We then jump ahead many years to a future where Napoleon IV rules France. Many scientists such as Einstein and Fermi have just vanished and the governments of the world are secreting away what scientists they can. Gustave’s son and grandson are working on a formula to regenerate the cells of animals to heal any injury and possibly extend life indefinitely. They come to the attention of those who are making scientists disappear and pass the formula on to their daughter, the April of the title, just before they disappear.

We now skip ahead a few more years to a point where April is a young adult and a scientist in her own right. The police are trying to round up any scientists they can get their hands on to work for the government. Meanwhile other mysterious forces have discovered that April has continued work on her parents’ formula. She finds she must get to the bottom of this conspiracy of vanishing scientists in order to learn the fate of her parents.

Even though we’re now in the world of the 1940s, everything is still steam powered. The streets are clogged with smoke and dirty. Gas masks are the province of the elite. This alternate 1941 Paris is a beautifully rendered, if frightening steampunk world. The artwork not only takes inspiration from Jacques Tardi, but from Japanese filmmaker Hiyao Miyazaki.

One minor issue I had with the film was that early on, it makes a point of telling the audience “this is alternate history” and “this is how we’ve changed the world from the one you know.” The best speculative fiction works by just introducing you to the world and showing it to you in such a way that you suspend your disbelief. That said, this straightforward approach may make this a good film for introducing those who don’t understand steampunk to steampunk.
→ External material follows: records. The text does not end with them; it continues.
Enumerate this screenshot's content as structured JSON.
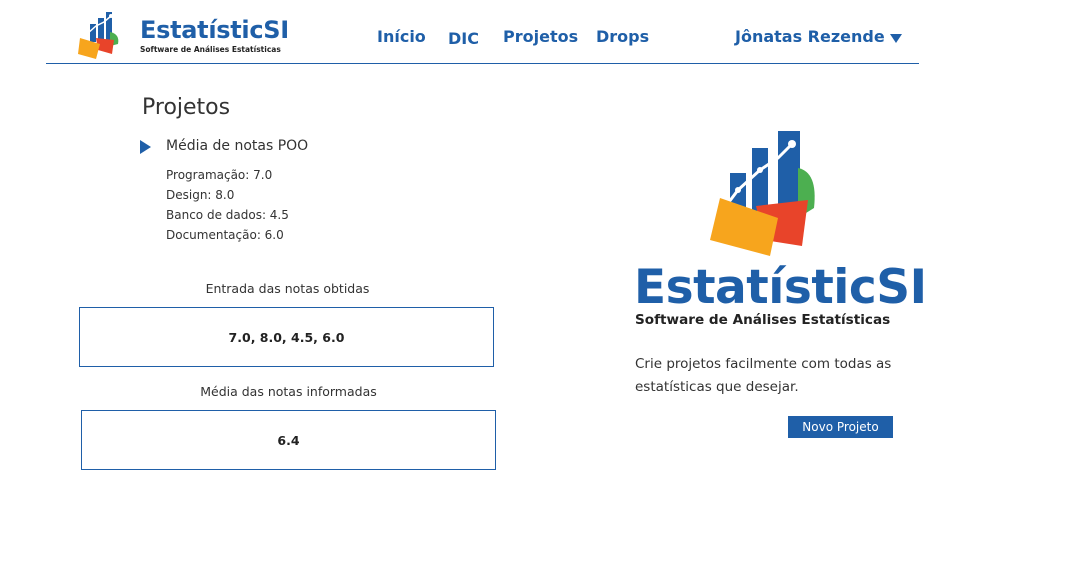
{
  "brand": {
    "name": "EstatísticSI",
    "tagline": "Software de Análises Estatísticas"
  },
  "nav": {
    "items": [
      {
        "label": "Início"
      },
      {
        "label": "DIC"
      },
      {
        "label": "Projetos"
      },
      {
        "label": "Drops"
      }
    ],
    "user": "Jônatas Rezende"
  },
  "page": {
    "title": "Projetos"
  },
  "project": {
    "name": "Média de notas POO",
    "scores": [
      "Programação: 7.0",
      "Design: 8.0",
      "Banco de dados: 4.5",
      "Documentação: 6.0"
    ]
  },
  "inputs": {
    "label": "Entrada das notas obtidas",
    "value": "7.0, 8.0, 4.5, 6.0"
  },
  "average": {
    "label": "Média das notas informadas",
    "value": "6.4"
  },
  "promo": {
    "title": "EstatísticSI",
    "subtitle": "Software de Análises Estatísticas",
    "description": "Crie projetos facilmente com todas as estatísticas que desejar.",
    "button": "Novo Projeto"
  },
  "colors": {
    "primary": "#1f5fa8",
    "orange": "#f7a51d",
    "red": "#e8442a",
    "green": "#4caf50"
  }
}
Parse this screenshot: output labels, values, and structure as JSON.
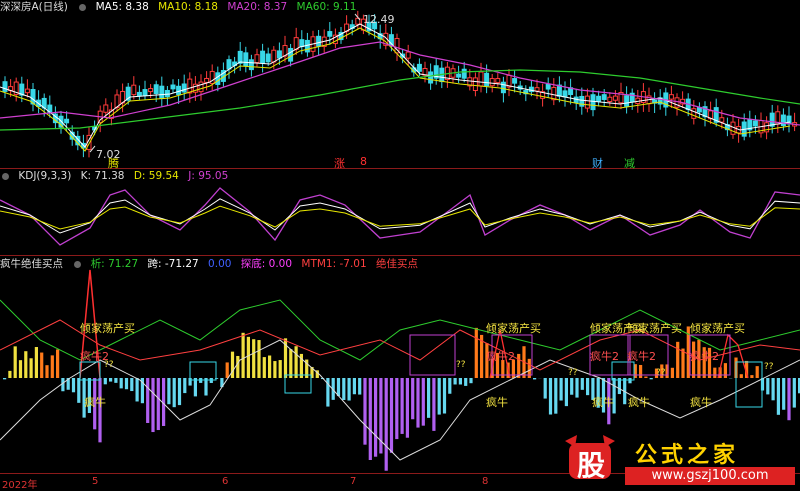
{
  "panel1": {
    "title": "深深房A(日线)",
    "ma": [
      {
        "label": "MA5: 8.38",
        "color": "#ffffff"
      },
      {
        "label": "MA10: 8.18",
        "color": "#e6e600"
      },
      {
        "label": "MA20: 8.37",
        "color": "#d040d0"
      },
      {
        "label": "MA60: 9.11",
        "color": "#2ecc2e"
      }
    ],
    "high_label": "12.49",
    "low_label": "7.02",
    "events": [
      {
        "label": "腾",
        "color": "#e6e600"
      },
      {
        "label": "涨",
        "color": "#ff3030"
      },
      {
        "label": "8",
        "color": "#ff3030"
      },
      {
        "label": "财",
        "color": "#40b0ff"
      },
      {
        "label": "减",
        "color": "#2ecc2e"
      }
    ]
  },
  "panel2": {
    "title": "KDJ(9,3,3)",
    "k": "K: 71.38",
    "d": "D: 59.54",
    "j": "J: 95.05"
  },
  "panel3": {
    "title": "疯牛绝佳买点",
    "items": [
      {
        "label": "析: 71.27",
        "color": "#2ecc2e"
      },
      {
        "label": "跨: -71.27",
        "color": "#ffffff"
      },
      {
        "label": "0.00",
        "color": "#4060ff"
      },
      {
        "label": "探底: 0.00",
        "color": "#ff40ff"
      },
      {
        "label": "MTM1: -7.01",
        "color": "#ff4040"
      },
      {
        "label": "绝佳买点",
        "color": "#ff4040"
      }
    ],
    "annotations": {
      "buy_text": "倾家荡产买",
      "crazy2": "疯牛2",
      "crazy": "疯牛",
      "q": "??"
    }
  },
  "xaxis": [
    "2022年",
    "5",
    "6",
    "7",
    "8"
  ],
  "watermark": {
    "char": "股",
    "name": "公式之家",
    "url": "www.gszj100.com"
  }
}
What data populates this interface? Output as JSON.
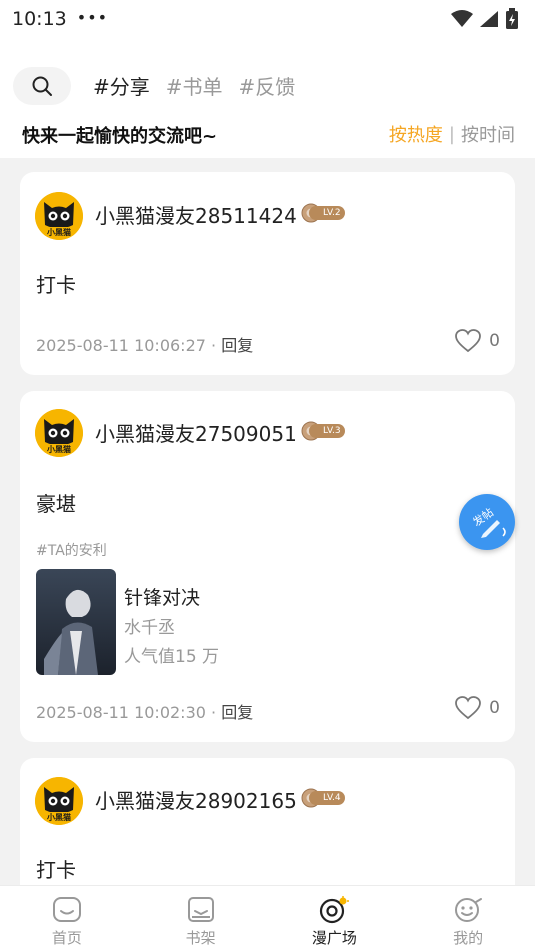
{
  "status": {
    "time": "10:13",
    "dots": "•••"
  },
  "header": {
    "tags": [
      "#分享",
      "#书单",
      "#反馈"
    ],
    "slogan": "快来一起愉快的交流吧~",
    "sort_hot": "按热度",
    "sort_sep": "|",
    "sort_time": "按时间"
  },
  "posts": [
    {
      "user": "小黑猫漫友28511424",
      "level": "LV.2",
      "text": "打卡",
      "time": "2025-08-11 10:06:27 ·",
      "reply": "回复",
      "likes": "0"
    },
    {
      "user": "小黑猫漫友27509051",
      "level": "LV.3",
      "text": "豪堪",
      "book_tag": "#TA的安利",
      "book_title": "针锋对决",
      "book_author": "水千丞",
      "book_pop": "人气值15 万",
      "time": "2025-08-11 10:02:30 ·",
      "reply": "回复",
      "likes": "0"
    },
    {
      "user": "小黑猫漫友28902165",
      "level": "LV.4",
      "text": "打卡"
    }
  ],
  "avatar_caption": "小黑猫",
  "fab_label": "发帖",
  "nav": [
    {
      "label": "首页",
      "icon": "home-icon"
    },
    {
      "label": "书架",
      "icon": "bookshelf-icon"
    },
    {
      "label": "漫广场",
      "icon": "plaza-icon"
    },
    {
      "label": "我的",
      "icon": "profile-icon"
    }
  ],
  "colors": {
    "accent": "#f5a623",
    "fab": "#3b95f0",
    "avatar_bg": "#f7b500"
  }
}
My one other minor issue is that for a plot so embroiled in the work of scientists, some of the technology seemed almost magical in its amazing abilities. This magical element is part of what reminds me of Miyazaki and its beautifully rendered, but I might have enjoyed the film just a little more if some of the inventions we saw seemed just a little more plausible.

Those minor nitpicks aside, I highly recommend the film. It’s one of those I rented on Netflix, then immediately decided I needed a copy and was delighted to find one at my local Barnes and Noble. It was in the anime section, appropriately next to Miyazaki’s films!

I liked the fact that this was very much alternate history that asked what if the level of science and technology had changed. I liked that April was a strong woman—and not necessarily in the butt-kicking way. She was smart and solved problems with her brain, yet was a well-rounded character who had believable feelings about the people around her. In tone, it accomplished much of what I also shoot for in my Clockwork Legion novels. You can learn more about them at http://www.davidleesummers.com/books.html#clockwork_legion